What the task asks: In the material below, identify each line bearing the word "Search". Reproduce those lines.

= = = = = = =

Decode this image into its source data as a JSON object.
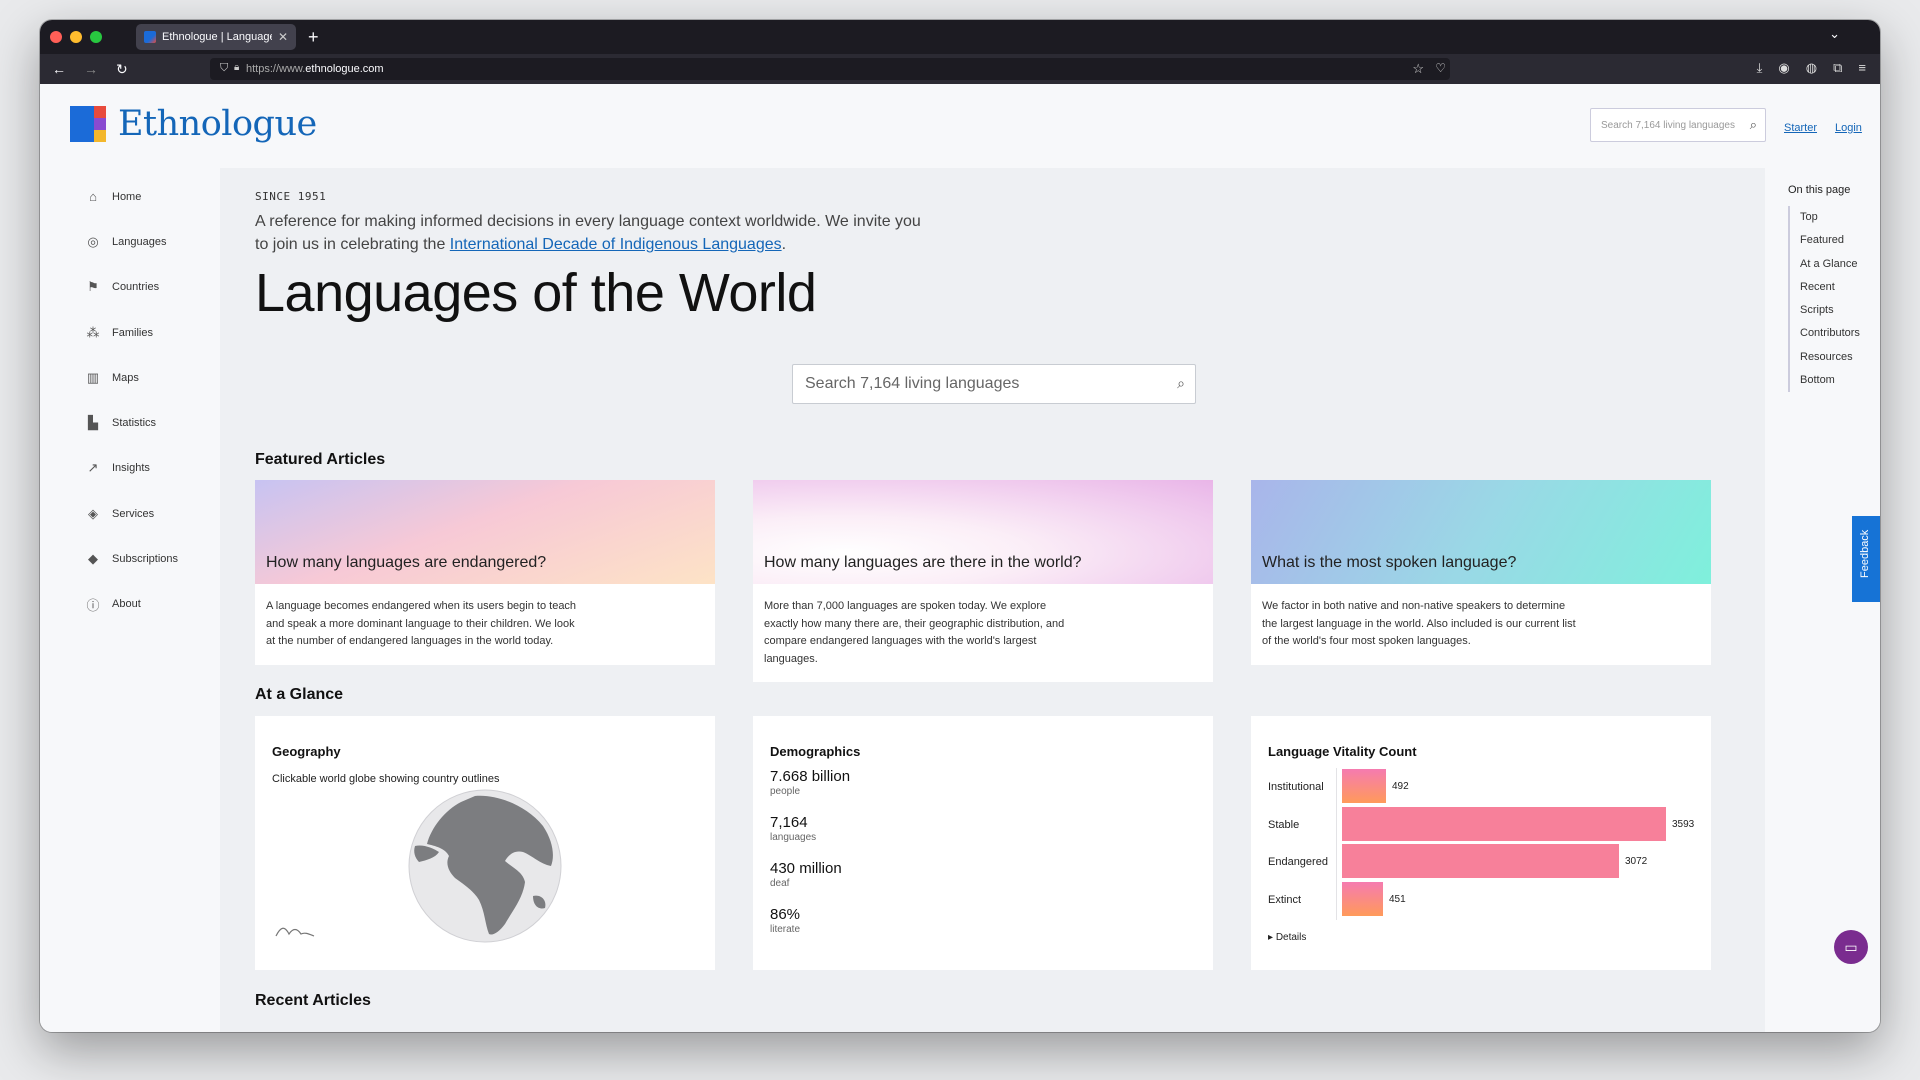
{
  "browser": {
    "tab_title": "Ethnologue | Languages of the",
    "url_prefix": "https://www.",
    "url_domain": "ethnologue.com"
  },
  "header": {
    "logo_text": "Ethnologue",
    "search_placeholder": "Search 7,164 living languages",
    "starter_link": "Starter",
    "login_link": "Login"
  },
  "sidebar": {
    "items": [
      {
        "label": "Home",
        "icon": "home-icon"
      },
      {
        "label": "Languages",
        "icon": "globe-icon"
      },
      {
        "label": "Countries",
        "icon": "flag-icon"
      },
      {
        "label": "Families",
        "icon": "tree-icon"
      },
      {
        "label": "Maps",
        "icon": "map-icon"
      },
      {
        "label": "Statistics",
        "icon": "bar-chart-icon"
      },
      {
        "label": "Insights",
        "icon": "trend-icon"
      },
      {
        "label": "Services",
        "icon": "layers-icon"
      },
      {
        "label": "Subscriptions",
        "icon": "tag-icon"
      },
      {
        "label": "About",
        "icon": "info-icon"
      }
    ]
  },
  "hero": {
    "since": "SINCE 1951",
    "intro_text": "A reference for making informed decisions in every language context worldwide. We invite you to join us in celebrating the",
    "intro_link": "International Decade of Indigenous Languages",
    "intro_end": ".",
    "title": "Languages of the World",
    "search_placeholder": "Search 7,164 living languages"
  },
  "featured": {
    "heading": "Featured Articles",
    "cards": [
      {
        "title": "How many languages are endangered?",
        "body": "A language becomes endangered when its users begin to teach and speak a more dominant language to their children. We look at the number of endangered languages in the world today."
      },
      {
        "title": "How many languages are there in the world?",
        "body": "More than 7,000 languages are spoken today. We explore exactly how many there are, their geographic distribution, and compare endangered languages with the world's largest languages."
      },
      {
        "title": "What is the most spoken language?",
        "body": "We factor in both native and non-native speakers to determine the largest language in the world. Also included is our current list of the world's four most spoken languages."
      }
    ]
  },
  "glance": {
    "heading": "At a Glance",
    "geography": {
      "title": "Geography",
      "caption": "Clickable world globe showing country outlines"
    },
    "demographics": {
      "title": "Demographics",
      "stats": [
        {
          "value": "7.668 billion",
          "label": "people"
        },
        {
          "value": "7,164",
          "label": "languages"
        },
        {
          "value": "430 million",
          "label": "deaf"
        },
        {
          "value": "86%",
          "label": "literate"
        }
      ]
    },
    "vitality": {
      "title": "Language Vitality Count",
      "details": "Details"
    }
  },
  "chart_data": {
    "type": "bar",
    "title": "Language Vitality Count",
    "categories": [
      "Institutional",
      "Stable",
      "Endangered",
      "Extinct"
    ],
    "values": [
      492,
      3593,
      3072,
      451
    ],
    "orientation": "horizontal",
    "color": "#f7809a"
  },
  "recent": {
    "heading": "Recent Articles"
  },
  "toc": {
    "heading": "On this page",
    "items": [
      "Top",
      "Featured",
      "At a Glance",
      "Recent",
      "Scripts",
      "Contributors",
      "Resources",
      "Bottom"
    ]
  },
  "feedback_label": "Feedback"
}
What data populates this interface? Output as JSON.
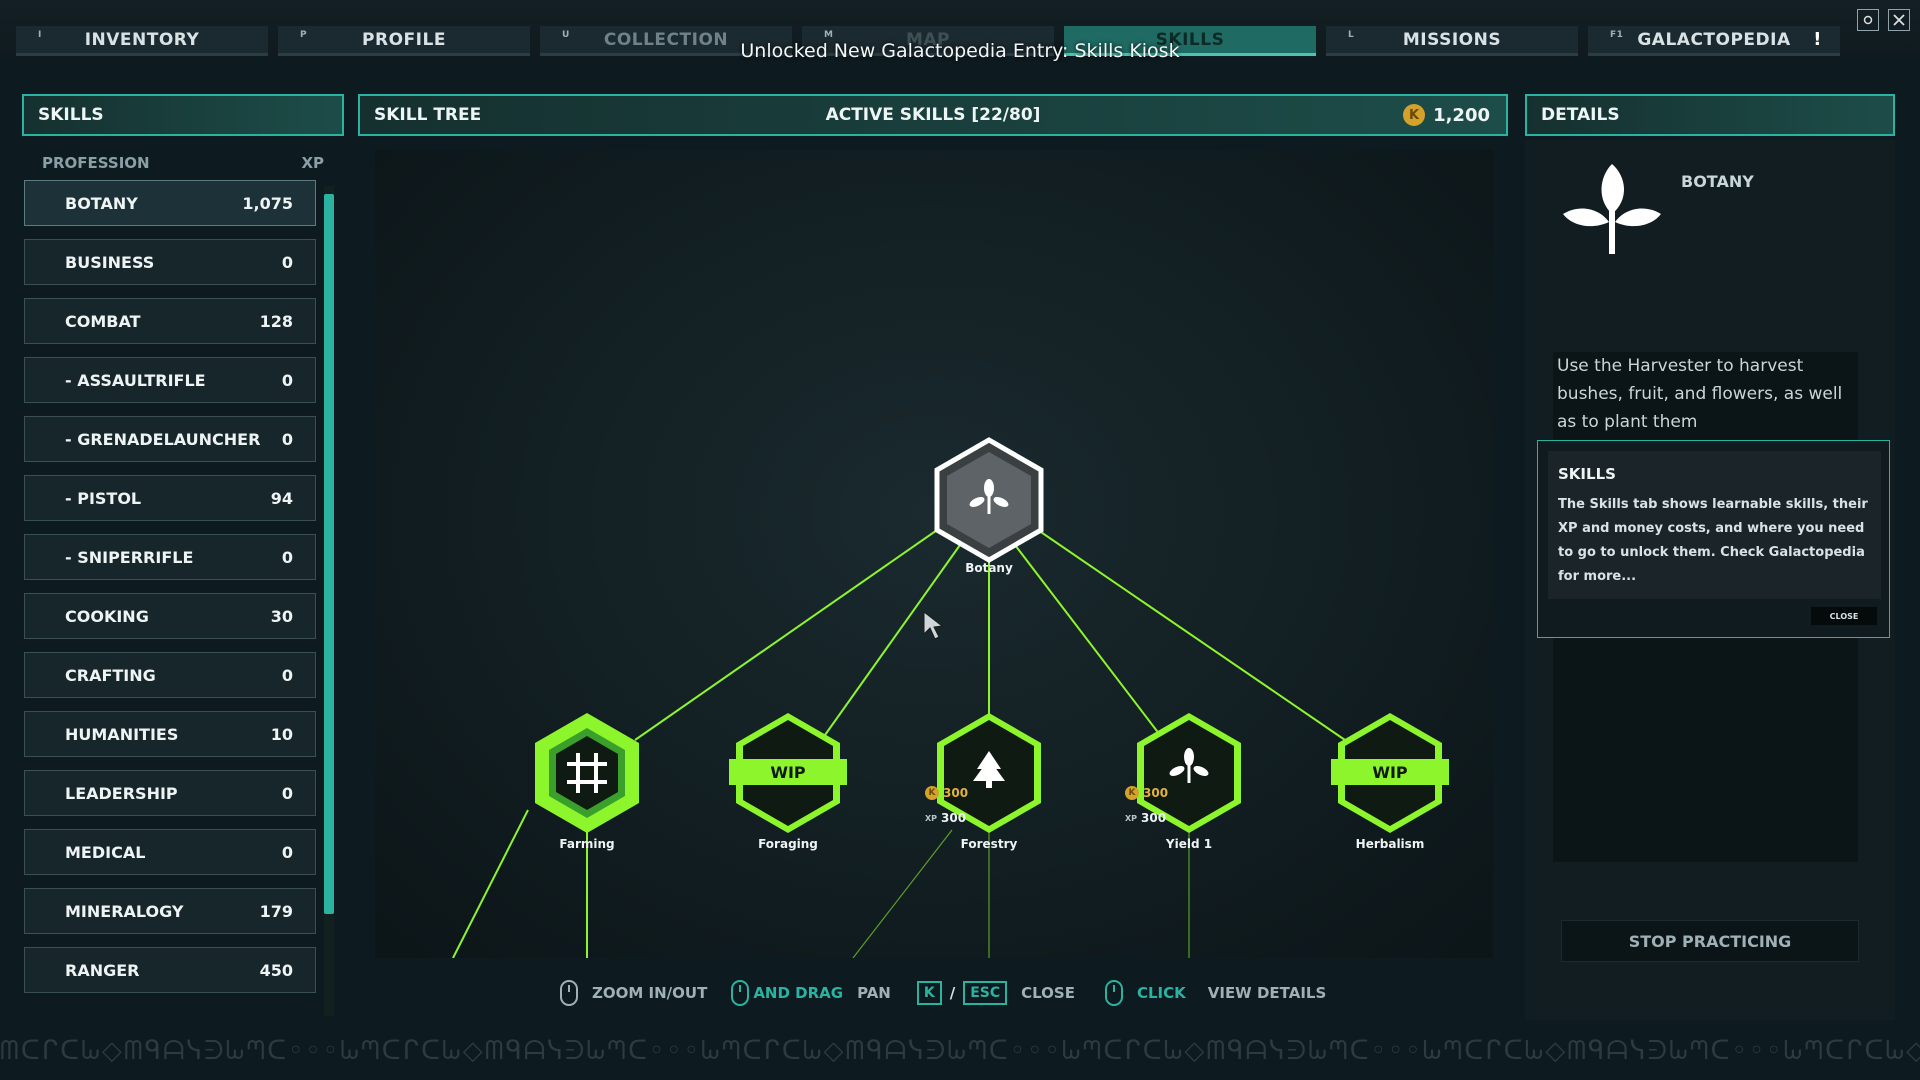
{
  "tabs": [
    {
      "key": "I",
      "label": "INVENTORY"
    },
    {
      "key": "P",
      "label": "PROFILE"
    },
    {
      "key": "U",
      "label": "COLLECTION"
    },
    {
      "key": "M",
      "label": "MAP"
    },
    {
      "key": "",
      "label": "SKILLS"
    },
    {
      "key": "L",
      "label": "MISSIONS"
    },
    {
      "key": "F1",
      "label": "GALACTOPEDIA",
      "alert": "!"
    }
  ],
  "banner": "Unlocked New Galactopedia Entry: Skills Kiosk",
  "skills_panel": {
    "title": "SKILLS",
    "col_profession": "PROFESSION",
    "col_xp": "XP",
    "rows": [
      {
        "name": "BOTANY",
        "xp": "1,075"
      },
      {
        "name": "BUSINESS",
        "xp": "0"
      },
      {
        "name": "COMBAT",
        "xp": "128"
      },
      {
        "name": "- ASSAULTRIFLE",
        "xp": "0"
      },
      {
        "name": "- GRENADELAUNCHER",
        "xp": "0"
      },
      {
        "name": "- PISTOL",
        "xp": "94"
      },
      {
        "name": "- SNIPERRIFLE",
        "xp": "0"
      },
      {
        "name": "COOKING",
        "xp": "30"
      },
      {
        "name": "CRAFTING",
        "xp": "0"
      },
      {
        "name": "HUMANITIES",
        "xp": "10"
      },
      {
        "name": "LEADERSHIP",
        "xp": "0"
      },
      {
        "name": "MEDICAL",
        "xp": "0"
      },
      {
        "name": "MINERALOGY",
        "xp": "179"
      },
      {
        "name": "RANGER",
        "xp": "450"
      }
    ]
  },
  "skill_tree": {
    "title": "SKILL TREE",
    "active_skills": "ACTIVE SKILLS [22/80]",
    "currency_icon": "K",
    "currency": "1,200",
    "root": {
      "label": "Botany"
    },
    "nodes": [
      {
        "label": "Farming",
        "state": "unlocked"
      },
      {
        "label": "Foraging",
        "state": "wip",
        "badge": "WIP"
      },
      {
        "label": "Forestry",
        "state": "locked",
        "cost_money": "300",
        "cost_xp": "300"
      },
      {
        "label": "Yield 1",
        "state": "locked",
        "cost_money": "300",
        "cost_xp": "300"
      },
      {
        "label": "Herbalism",
        "state": "wip",
        "badge": "WIP"
      }
    ],
    "xp_tag": "XP",
    "colors": {
      "accent": "#8cf52b",
      "teal": "#2bb3a1"
    }
  },
  "hints": {
    "zoom": "ZOOM IN/OUT",
    "drag": "AND DRAG",
    "pan": "PAN",
    "key_k": "K",
    "slash": "/",
    "key_esc": "ESC",
    "close": "CLOSE",
    "click": "CLICK",
    "view": "VIEW DETAILS"
  },
  "details": {
    "title": "DETAILS",
    "name": "BOTANY",
    "icon": "leaf-icon",
    "description": "Use the Harvester to harvest bushes, fruit, and flowers, as well as to plant them",
    "tooltip_title": "SKILLS",
    "tooltip_body": "The Skills tab shows learnable skills, their XP and money costs, and where you need to go to unlock them. Check Galactopedia for more...",
    "tooltip_close": "CLOSE",
    "stop_button": "STOP PRACTICING"
  }
}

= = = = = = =

Solution for this problem:
    "search_placeholder": "Search 7,164 living languages",
    "search_placeholder": "Search 7,164 living languages"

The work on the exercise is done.